The noise only got worse when we added the water.
|This picture may look out of focus, but it's actually a correctly-shot photo of the massive steam eruption from when we dumped in the water. If you doubt me, look to the bottom-left and you will see the sharply-focused rim of the pot.|
The recipe had said to "Cook over high flame," but in hindsight I would say that phrase does not mean to literally turn the stove burner as high as it can go like you're boiling a vat of spaghetti. As the steam cleared, the smells emanating into the kitchen (combined with the water's transformation into black sludge) suggested all that was not right in the pot.
At this point we could have thrown out what smelled like burnt artichokes and regret having carelessly wasted a $2 windfall, but we decided to proceed and hope for the best. After all, the only remaining step was to clap a lid on the pot and wait- so even if this was a failure, it required no further effort.

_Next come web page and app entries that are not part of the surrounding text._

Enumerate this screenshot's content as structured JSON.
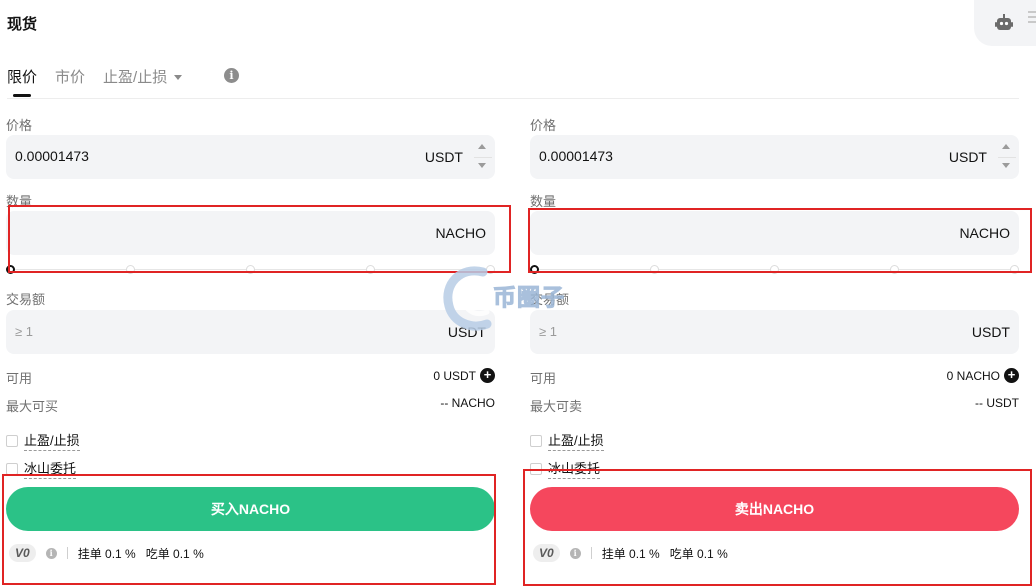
{
  "header": {
    "title": "现货",
    "robot_icon": "robot-icon",
    "menu_icon": "menu-icon"
  },
  "tabs": [
    {
      "label": "限价",
      "active": true
    },
    {
      "label": "市价",
      "active": false
    },
    {
      "label": "止盈/止损",
      "active": false,
      "dropdown": true
    }
  ],
  "buy": {
    "price_label": "价格",
    "price_value": "0.00001473",
    "price_unit": "USDT",
    "amount_label": "数量",
    "amount_value": "",
    "amount_unit": "NACHO",
    "total_label": "交易额",
    "total_placeholder": "≥ 1",
    "total_unit": "USDT",
    "available_label": "可用",
    "available_value": "0 USDT",
    "max_label": "最大可买",
    "max_value": "-- NACHO",
    "tpsl_label": "止盈/止损",
    "iceberg_label": "冰山委托",
    "button_label": "买入NACHO",
    "button_color": "#2bc287",
    "vip_level": "V0",
    "maker_fee": "挂单 0.1 %",
    "taker_fee": "吃单 0.1 %"
  },
  "sell": {
    "price_label": "价格",
    "price_value": "0.00001473",
    "price_unit": "USDT",
    "amount_label": "数量",
    "amount_value": "",
    "amount_unit": "NACHO",
    "total_label": "交易额",
    "total_placeholder": "≥ 1",
    "total_unit": "USDT",
    "available_label": "可用",
    "available_value": "0 NACHO",
    "max_label": "最大可卖",
    "max_value": "-- USDT",
    "tpsl_label": "止盈/止损",
    "iceberg_label": "冰山委托",
    "button_label": "卖出NACHO",
    "button_color": "#f5475d",
    "vip_level": "V0",
    "maker_fee": "挂单 0.1 %",
    "taker_fee": "吃单 0.1 %"
  },
  "slider_position": 0,
  "watermark_text": "币圈子",
  "highlight_color": "#e02424"
}
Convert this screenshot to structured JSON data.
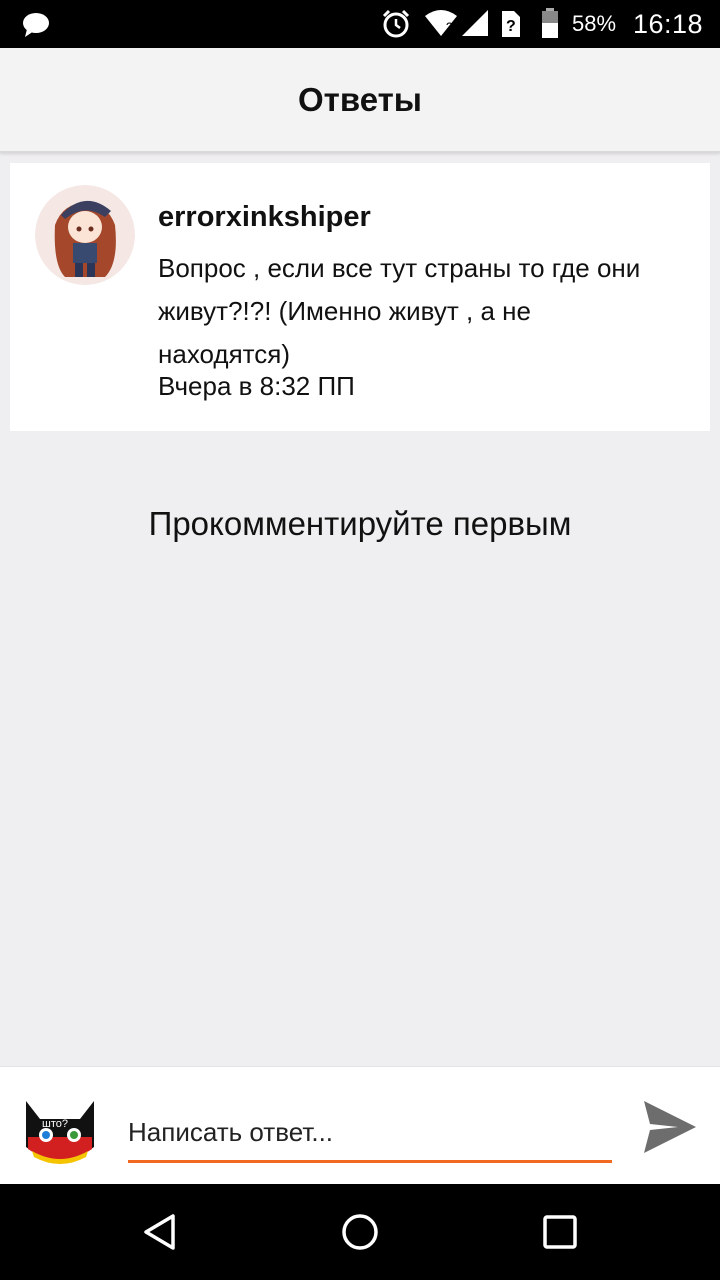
{
  "status_bar": {
    "battery_percent": "58%",
    "time": "16:18",
    "icons": [
      "chat-icon",
      "alarm-icon",
      "wifi-icon",
      "signal-icon",
      "sim-unknown-icon",
      "battery-icon"
    ]
  },
  "header": {
    "title": "Ответы"
  },
  "post": {
    "username": "errorxinkshiper",
    "text": "Вопрос , если все тут страны то где они живут?!?! (Именно живут , а не находятся)",
    "time": "Вчера в 8:32 ПП"
  },
  "empty_state": "Прокомментируйте первым",
  "reply": {
    "placeholder": "Написать ответ...",
    "avatar_caption": "што?",
    "accent_color": "#f26a21"
  },
  "nav": {
    "icons": [
      "back-icon",
      "home-icon",
      "recents-icon"
    ]
  }
}
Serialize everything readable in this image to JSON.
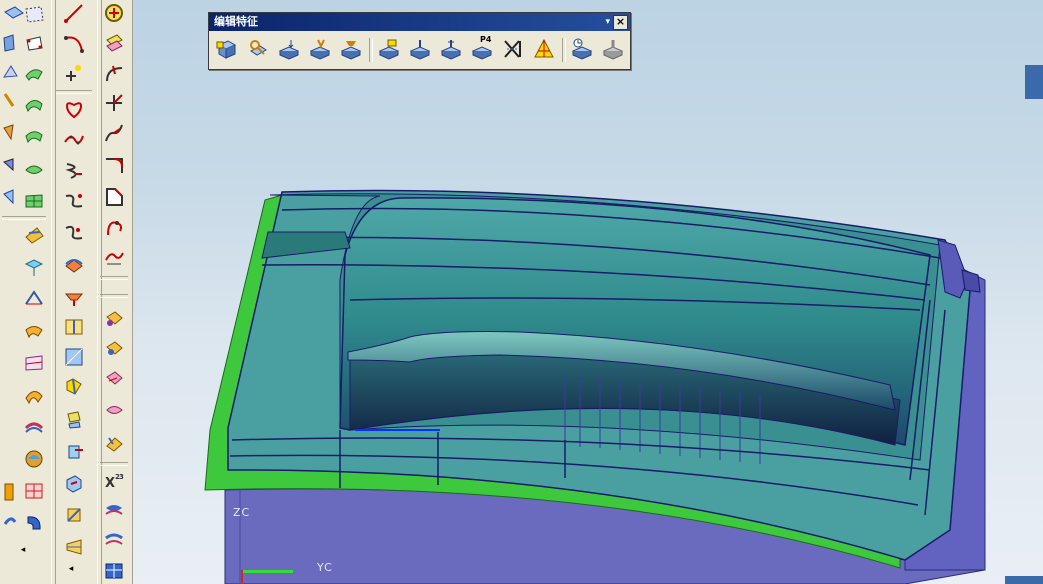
{
  "floating_toolbar": {
    "title": "编辑特征",
    "dropdown_glyph": "▾",
    "close_glyph": "×",
    "tools": [
      {
        "name": "edit-feature-parameters-icon"
      },
      {
        "name": "edit-positioning-icon"
      },
      {
        "name": "move-feature-icon"
      },
      {
        "name": "reorder-feature-icon"
      },
      {
        "name": "replace-feature-icon"
      },
      {
        "name": "suppress-feature-icon"
      },
      {
        "name": "unsuppress-feature-icon"
      },
      {
        "name": "suppress-by-expression-icon"
      },
      {
        "name": "p4-icon",
        "label": "P4"
      },
      {
        "name": "remove-parameters-icon"
      },
      {
        "name": "edit-solid-density-icon"
      },
      {
        "name": "playback-icon"
      },
      {
        "name": "update-feature-icon"
      }
    ]
  },
  "viewport": {
    "axis_zc": "ZC",
    "axis_yc": "YC",
    "model_colors": {
      "cavity": "#2e7f86",
      "base": "#6666b8",
      "rim": "#3ec83e",
      "edges": "#1a1a6a"
    }
  },
  "toolbar_columns": {
    "col1_icons": [
      "surface-icon",
      "face-icon",
      "ruled-surface-icon",
      "through-curves-icon",
      "through-curve-mesh-icon",
      "swept-icon",
      "section-surface-icon",
      "bridge-surface-icon",
      "n-sided-surface-icon",
      "offset-surface-icon",
      "extension-icon",
      "law-extension-icon",
      "trim-sheet-icon",
      "sew-icon",
      "thicken-icon",
      "patch-icon",
      "fillet-icon",
      "blend-icon",
      "transition-icon",
      "styled-sweep-icon",
      "x-form-icon"
    ],
    "col2_icons": [
      "line-icon",
      "arc-icon",
      "point-icon",
      "spline-icon",
      "studio-spline-icon",
      "helix-icon",
      "offset-curve-icon",
      "bridge-curve-icon",
      "project-curve-icon",
      "combined-curve-icon",
      "intersection-curve-icon",
      "section-curve-icon",
      "isoparametric-curve-icon",
      "extract-curve-icon",
      "join-curve-icon",
      "wrap-curve-icon",
      "trim-curve-icon"
    ],
    "col3_icons": [
      "point-set-icon",
      "extract-geometry-icon",
      "trim-corner-icon",
      "divide-curve-icon",
      "curve-length-icon",
      "fillet-curve-icon",
      "chamfer-curve-icon",
      "edit-curve-icon",
      "arc-length-icon",
      "smooth-spline-icon",
      "law-curve-icon",
      "surface-analysis-icon",
      "curve-analysis-icon",
      "deviation-icon",
      "reflection-icon",
      "expression-icon",
      "x-power-icon",
      "shape-icon",
      "section-analysis-icon",
      "face-curvature-icon"
    ]
  }
}
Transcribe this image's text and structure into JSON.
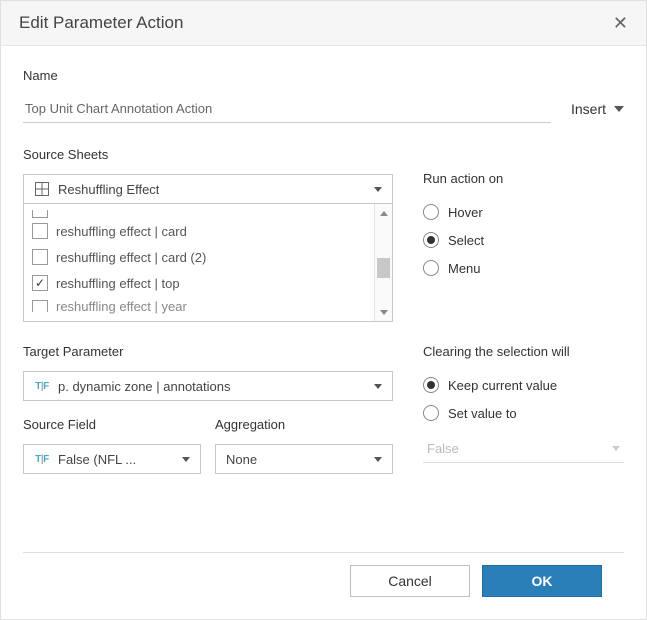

|Looks like a pot of dry ice, doesn't it?|
At this point, the recipe does what we did on our second-ever post we ever wrote. We're cooking the vegetables by putting a tiny little puddle of water iunder the vegetables and letting the steam rise up and cook everything in the tightly covered pot. So I guess that means our steamed vegetables get an Italian seal of approval? Well, probably not but it is nice to see some sort of support in cookbooks for our culinary daftness. Anyway, let's have a look at what we had done to the artichokes by the end of the recipe!
As aforementioned, the introduction lovingly rhapsodizes about the foods and customs of various Italian holidays. In the little section about the New Year's Day, she practically sings about the roast whole pig served with "crackling-brown carciofi arrostiti."Are our artichokes crackling-brown like they apparently should be?
Looks like we failed to follow instructions when they said "watch carefully to prevent burning."
|I'm actually a little impressed at the transformation into near-perfect charcoal.|
Well, we at A Book of Cookrye haven't burnt several brunches' worth of toast without learning how to scrape off your charred failures with a steak knife.
I think this is a lot closer to what the artichokes should have looked like if we'd gotten the recipe right. Sort golden, really toasty, and crispy on the bottom. Imagine if the artichoke heart had that golden-crunchy layer on the bottom instead of the pure-black cinder.
Once you prop the artichoke upright, it looks surprisingly normal. You'd never guess that we attempted a daring new technique on it (if you can call a recipe from a 1948 cookbook new).
As for the taste: fricken amazing! Even though we only put a tiny smidgen of herbs in each leaf, the flavor suffused the artichokes thoroughly. Even the heart had a nice rosemary-oregano-garlic flavor that had seeped its way into it. And the way the leaves were toasted (well, the leaves that remained after we threw away the burnt ones) added a really nice flavor.
However, at the beginning of the recipe when you have only artichokes and hot oil in the pot, you start to smell them burning, add the water and turn down the stove immediately. I don't think the recipe should leave your pot looking like this.
In full disclosure, I should note that this recipe left the pot with apparently-permanent stains that defied scouring. But that's probably a natural result of turning your food into charcoal.
|This pot will never be the same.|